The U.S. Environmental Protection Agency plans to take steps on Tuesday to block Northern Dynasty Minerals Ltd's proposed Pebble copper and gold mining project in Alaska by preventing the company from storing mine waste in the state's vast watershed.

The move, which had been expected, would be the second in less than a week by President Joe Biden's administration against a proposed domestic source of copper, with officials increasingly calling for the protection of sensitive ecologies even if they contain metals needed for the green energy transition.

The proposed Pebble mine, which would tap one of the world's largest copper and gold deposits, would have "unacceptable and adverse effects on certain salmon fishery areas" in Alaska's Bristol Bay, the agency plans to announce on Tuesday in a step known as a final determination under the U.S. Clean Water Act.

Vancouver, British Colombia-based Northern Dynasty said it will comment after it has seen the EPA's final determination.

The EPA's move also would prevent future development of the Pebble deposit if this would cause the same or more harm to the environment as the existing mine plan.

The project has been through a roller coaster of regulations for the past 15 years. Former U.S. President

Barack Obama

opposed the project, and his successor

Donald Trump

ultimately did, too, after deciding it was too risky. Biden has long opposed the project and took steps upon

taking office

in 2021 to permanently protect Bristol Bay.

Environmentalists cheered the news. "We're thrilled to see the EPA fulfill it's commitment to the people of Alaska and to provide enduring protection for Bristol Bay, its economy, its salmon and its people from the dangerous and destructive Pebble Mine," said Bonnie Gestring of Earthworks, a conservation group.

Shares of Northern Dynasty fell 1.5% to close at C$0.32 ($0.2391) in Toronto.

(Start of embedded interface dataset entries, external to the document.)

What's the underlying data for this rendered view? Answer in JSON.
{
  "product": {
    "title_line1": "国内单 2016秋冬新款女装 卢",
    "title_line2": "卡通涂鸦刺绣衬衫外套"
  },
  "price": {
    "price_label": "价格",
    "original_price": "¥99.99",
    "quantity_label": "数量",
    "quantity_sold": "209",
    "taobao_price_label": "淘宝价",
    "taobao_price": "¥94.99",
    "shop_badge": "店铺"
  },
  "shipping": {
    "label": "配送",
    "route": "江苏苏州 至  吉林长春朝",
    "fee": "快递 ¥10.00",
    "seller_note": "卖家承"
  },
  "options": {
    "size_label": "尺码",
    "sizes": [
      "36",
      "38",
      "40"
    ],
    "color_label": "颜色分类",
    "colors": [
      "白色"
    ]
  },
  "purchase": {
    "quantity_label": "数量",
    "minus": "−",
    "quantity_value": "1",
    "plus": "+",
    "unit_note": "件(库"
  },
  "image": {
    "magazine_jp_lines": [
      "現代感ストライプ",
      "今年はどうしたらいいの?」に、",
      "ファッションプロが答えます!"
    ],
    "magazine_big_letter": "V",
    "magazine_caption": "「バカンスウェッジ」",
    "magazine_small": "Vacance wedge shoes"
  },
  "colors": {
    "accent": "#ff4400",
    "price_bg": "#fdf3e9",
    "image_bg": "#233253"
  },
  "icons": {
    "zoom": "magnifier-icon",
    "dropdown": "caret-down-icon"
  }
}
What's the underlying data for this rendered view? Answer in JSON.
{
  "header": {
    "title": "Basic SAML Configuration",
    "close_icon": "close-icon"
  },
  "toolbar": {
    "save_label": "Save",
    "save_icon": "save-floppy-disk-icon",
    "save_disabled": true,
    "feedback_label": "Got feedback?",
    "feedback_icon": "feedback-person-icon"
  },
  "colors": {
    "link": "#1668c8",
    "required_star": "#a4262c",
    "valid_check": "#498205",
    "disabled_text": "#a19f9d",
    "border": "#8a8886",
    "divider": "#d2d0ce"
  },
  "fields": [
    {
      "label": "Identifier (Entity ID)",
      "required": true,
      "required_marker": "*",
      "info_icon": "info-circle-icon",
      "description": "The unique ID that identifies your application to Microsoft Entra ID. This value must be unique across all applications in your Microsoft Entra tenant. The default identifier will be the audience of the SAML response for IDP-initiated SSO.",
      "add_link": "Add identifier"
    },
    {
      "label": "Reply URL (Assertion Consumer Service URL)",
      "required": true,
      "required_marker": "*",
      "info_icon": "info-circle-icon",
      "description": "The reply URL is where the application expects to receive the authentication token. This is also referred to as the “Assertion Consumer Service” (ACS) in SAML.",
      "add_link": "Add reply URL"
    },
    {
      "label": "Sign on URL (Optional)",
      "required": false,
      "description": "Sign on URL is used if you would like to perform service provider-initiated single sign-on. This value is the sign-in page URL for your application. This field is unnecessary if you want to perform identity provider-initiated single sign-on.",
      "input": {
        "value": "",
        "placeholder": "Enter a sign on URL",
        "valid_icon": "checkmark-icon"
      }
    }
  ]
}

($1 = 1.3384 Canadian dollars) (Reporting by Ernest Scheyder, Valerie Volcovici and Nichola Groom; Editing by Jonathan Oatis and David Gregorio)